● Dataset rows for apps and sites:
■ ■ ■
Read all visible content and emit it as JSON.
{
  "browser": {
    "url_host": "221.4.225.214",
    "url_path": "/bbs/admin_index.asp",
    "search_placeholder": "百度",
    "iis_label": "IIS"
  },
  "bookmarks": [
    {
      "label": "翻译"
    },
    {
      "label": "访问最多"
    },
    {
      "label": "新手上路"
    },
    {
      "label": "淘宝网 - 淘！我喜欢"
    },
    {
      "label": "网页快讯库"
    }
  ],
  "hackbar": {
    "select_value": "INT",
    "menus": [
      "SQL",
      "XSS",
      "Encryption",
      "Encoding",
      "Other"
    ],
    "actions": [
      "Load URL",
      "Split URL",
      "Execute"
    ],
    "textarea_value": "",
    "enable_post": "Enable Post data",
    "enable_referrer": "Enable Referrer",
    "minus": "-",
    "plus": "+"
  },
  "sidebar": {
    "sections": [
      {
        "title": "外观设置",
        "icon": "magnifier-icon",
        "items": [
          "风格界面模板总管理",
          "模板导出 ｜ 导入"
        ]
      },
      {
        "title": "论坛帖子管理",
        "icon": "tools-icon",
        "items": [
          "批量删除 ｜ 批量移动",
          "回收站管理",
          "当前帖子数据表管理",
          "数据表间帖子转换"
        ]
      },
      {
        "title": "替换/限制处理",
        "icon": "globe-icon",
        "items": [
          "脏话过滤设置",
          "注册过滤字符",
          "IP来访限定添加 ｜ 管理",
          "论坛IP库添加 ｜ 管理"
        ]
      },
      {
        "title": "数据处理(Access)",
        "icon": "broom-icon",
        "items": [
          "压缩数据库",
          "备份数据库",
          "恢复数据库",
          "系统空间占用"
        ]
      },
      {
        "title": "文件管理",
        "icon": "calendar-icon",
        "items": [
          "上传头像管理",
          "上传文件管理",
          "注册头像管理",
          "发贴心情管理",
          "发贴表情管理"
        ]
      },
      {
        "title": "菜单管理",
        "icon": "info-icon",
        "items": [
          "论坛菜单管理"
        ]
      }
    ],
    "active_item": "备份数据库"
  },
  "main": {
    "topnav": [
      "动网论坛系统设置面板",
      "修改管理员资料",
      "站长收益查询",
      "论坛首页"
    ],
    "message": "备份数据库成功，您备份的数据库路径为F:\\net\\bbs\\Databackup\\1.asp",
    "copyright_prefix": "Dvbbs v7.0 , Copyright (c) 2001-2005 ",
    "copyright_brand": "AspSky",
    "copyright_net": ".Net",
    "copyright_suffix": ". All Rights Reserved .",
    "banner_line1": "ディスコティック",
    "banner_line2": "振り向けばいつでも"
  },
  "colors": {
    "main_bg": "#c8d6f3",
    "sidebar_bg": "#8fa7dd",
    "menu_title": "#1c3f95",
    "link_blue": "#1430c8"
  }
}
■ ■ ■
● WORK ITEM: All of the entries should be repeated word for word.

● REPLY TO THE TASK:
Read all visible content and emit it as JSON.
{
  "browser": {
    "url_host": "221.4.225.214",
    "url_path": "/bbs/admin_index.asp",
    "search_placeholder": "百度",
    "iis_label": "IIS"
  },
  "bookmarks": [
    {
      "label": "翻译"
    },
    {
      "label": "访问最多"
    },
    {
      "label": "新手上路"
    },
    {
      "label": "淘宝网 - 淘！我喜欢"
    },
    {
      "label": "网页快讯库"
    }
  ],
  "hackbar": {
    "select_value": "INT",
    "menus": [
      "SQL",
      "XSS",
      "Encryption",
      "Encoding",
      "Other"
    ],
    "actions": [
      "Load URL",
      "Split URL",
      "Execute"
    ],
    "textarea_value": "",
    "enable_post": "Enable Post data",
    "enable_referrer": "Enable Referrer",
    "minus": "-",
    "plus": "+"
  },
  "sidebar": {
    "sections": [
      {
        "title": "外观设置",
        "icon": "magnifier-icon",
        "items": [
          "风格界面模板总管理",
          "模板导出 ｜ 导入"
        ]
      },
      {
        "title": "论坛帖子管理",
        "icon": "tools-icon",
        "items": [
          "批量删除 ｜ 批量移动",
          "回收站管理",
          "当前帖子数据表管理",
          "数据表间帖子转换"
        ]
      },
      {
        "title": "替换/限制处理",
        "icon": "globe-icon",
        "items": [
          "脏话过滤设置",
          "注册过滤字符",
          "IP来访限定添加 ｜ 管理",
          "论坛IP库添加 ｜ 管理"
        ]
      },
      {
        "title": "数据处理(Access)",
        "icon": "broom-icon",
        "items": [
          "压缩数据库",
          "备份数据库",
          "恢复数据库",
          "系统空间占用"
        ]
      },
      {
        "title": "文件管理",
        "icon": "calendar-icon",
        "items": [
          "上传头像管理",
          "上传文件管理",
          "注册头像管理",
          "发贴心情管理",
          "发贴表情管理"
        ]
      },
      {
        "title": "菜单管理",
        "icon": "info-icon",
        "items": [
          "论坛菜单管理"
        ]
      }
    ],
    "active_item": "备份数据库"
  },
  "main": {
    "topnav": [
      "动网论坛系统设置面板",
      "修改管理员资料",
      "站长收益查询",
      "论坛首页"
    ],
    "message": "备份数据库成功，您备份的数据库路径为F:\\net\\bbs\\Databackup\\1.asp",
    "copyright_prefix": "Dvbbs v7.0 , Copyright (c) 2001-2005 ",
    "copyright_brand": "AspSky",
    "copyright_net": ".Net",
    "copyright_suffix": ". All Rights Reserved .",
    "banner_line1": "ディスコティック",
    "banner_line2": "振り向けばいつでも"
  },
  "colors": {
    "main_bg": "#c8d6f3",
    "sidebar_bg": "#8fa7dd",
    "menu_title": "#1c3f95",
    "link_blue": "#1430c8"
  }
}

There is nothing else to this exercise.